● **What to produce**: Copy each of the records exactly.

● **Input records**:
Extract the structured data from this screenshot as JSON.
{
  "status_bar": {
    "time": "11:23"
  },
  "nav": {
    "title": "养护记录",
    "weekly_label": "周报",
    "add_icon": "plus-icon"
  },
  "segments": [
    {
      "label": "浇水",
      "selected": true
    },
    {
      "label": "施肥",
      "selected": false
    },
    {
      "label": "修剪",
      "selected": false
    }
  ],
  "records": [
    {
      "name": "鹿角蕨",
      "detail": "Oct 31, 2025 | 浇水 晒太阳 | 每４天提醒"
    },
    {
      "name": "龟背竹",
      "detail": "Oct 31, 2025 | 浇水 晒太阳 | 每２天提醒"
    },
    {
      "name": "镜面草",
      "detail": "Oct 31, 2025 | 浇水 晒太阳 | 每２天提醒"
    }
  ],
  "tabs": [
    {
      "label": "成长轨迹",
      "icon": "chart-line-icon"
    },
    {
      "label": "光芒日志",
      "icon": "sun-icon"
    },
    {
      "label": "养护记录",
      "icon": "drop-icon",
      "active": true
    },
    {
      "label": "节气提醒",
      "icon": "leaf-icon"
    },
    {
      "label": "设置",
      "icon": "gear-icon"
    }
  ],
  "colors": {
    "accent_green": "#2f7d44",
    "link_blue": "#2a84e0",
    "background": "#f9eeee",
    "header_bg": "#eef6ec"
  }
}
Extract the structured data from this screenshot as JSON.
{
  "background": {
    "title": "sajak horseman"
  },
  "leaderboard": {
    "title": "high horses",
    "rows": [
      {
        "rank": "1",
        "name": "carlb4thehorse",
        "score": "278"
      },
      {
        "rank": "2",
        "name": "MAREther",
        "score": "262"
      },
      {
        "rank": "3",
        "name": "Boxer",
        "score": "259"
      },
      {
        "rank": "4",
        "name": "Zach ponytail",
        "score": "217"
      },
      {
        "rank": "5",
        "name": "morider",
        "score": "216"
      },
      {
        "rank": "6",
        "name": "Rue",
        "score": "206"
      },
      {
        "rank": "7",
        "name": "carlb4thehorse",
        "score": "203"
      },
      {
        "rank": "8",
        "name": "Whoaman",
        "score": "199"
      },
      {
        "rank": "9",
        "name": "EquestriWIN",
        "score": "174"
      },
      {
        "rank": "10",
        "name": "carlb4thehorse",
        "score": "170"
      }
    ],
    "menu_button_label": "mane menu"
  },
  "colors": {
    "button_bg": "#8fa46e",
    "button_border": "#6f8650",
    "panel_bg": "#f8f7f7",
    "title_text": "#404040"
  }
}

● **Exercise answer**:
Extract the structured data from this screenshot as JSON.
{
  "status_bar": {
    "time": "11:23"
  },
  "nav": {
    "title": "养护记录",
    "weekly_label": "周报",
    "add_icon": "plus-icon"
  },
  "segments": [
    {
      "label": "浇水",
      "selected": true
    },
    {
      "label": "施肥",
      "selected": false
    },
    {
      "label": "修剪",
      "selected": false
    }
  ],
  "records": [
    {
      "name": "鹿角蕨",
      "detail": "Oct 31, 2025 | 浇水 晒太阳 | 每４天提醒"
    },
    {
      "name": "龟背竹",
      "detail": "Oct 31, 2025 | 浇水 晒太阳 | 每２天提醒"
    },
    {
      "name": "镜面草",
      "detail": "Oct 31, 2025 | 浇水 晒太阳 | 每２天提醒"
    }
  ],
  "tabs": [
    {
      "label": "成长轨迹",
      "icon": "chart-line-icon"
    },
    {
      "label": "光芒日志",
      "icon": "sun-icon"
    },
    {
      "label": "养护记录",
      "icon": "drop-icon",
      "active": true
    },
    {
      "label": "节气提醒",
      "icon": "leaf-icon"
    },
    {
      "label": "设置",
      "icon": "gear-icon"
    }
  ],
  "colors": {
    "accent_green": "#2f7d44",
    "link_blue": "#2a84e0",
    "background": "#f9eeee",
    "header_bg": "#eef6ec"
  }
}
Extract the structured data from this screenshot as JSON.
{
  "background": {
    "title": "sajak horseman"
  },
  "leaderboard": {
    "title": "high horses",
    "rows": [
      {
        "rank": "1",
        "name": "carlb4thehorse",
        "score": "278"
      },
      {
        "rank": "2",
        "name": "MAREther",
        "score": "262"
      },
      {
        "rank": "3",
        "name": "Boxer",
        "score": "259"
      },
      {
        "rank": "4",
        "name": "Zach ponytail",
        "score": "217"
      },
      {
        "rank": "5",
        "name": "morider",
        "score": "216"
      },
      {
        "rank": "6",
        "name": "Rue",
        "score": "206"
      },
      {
        "rank": "7",
        "name": "carlb4thehorse",
        "score": "203"
      },
      {
        "rank": "8",
        "name": "Whoaman",
        "score": "199"
      },
      {
        "rank": "9",
        "name": "EquestriWIN",
        "score": "174"
      },
      {
        "rank": "10",
        "name": "carlb4thehorse",
        "score": "170"
      }
    ],
    "menu_button_label": "mane menu"
  },
  "colors": {
    "button_bg": "#8fa46e",
    "button_border": "#6f8650",
    "panel_bg": "#f8f7f7",
    "title_text": "#404040"
  }
}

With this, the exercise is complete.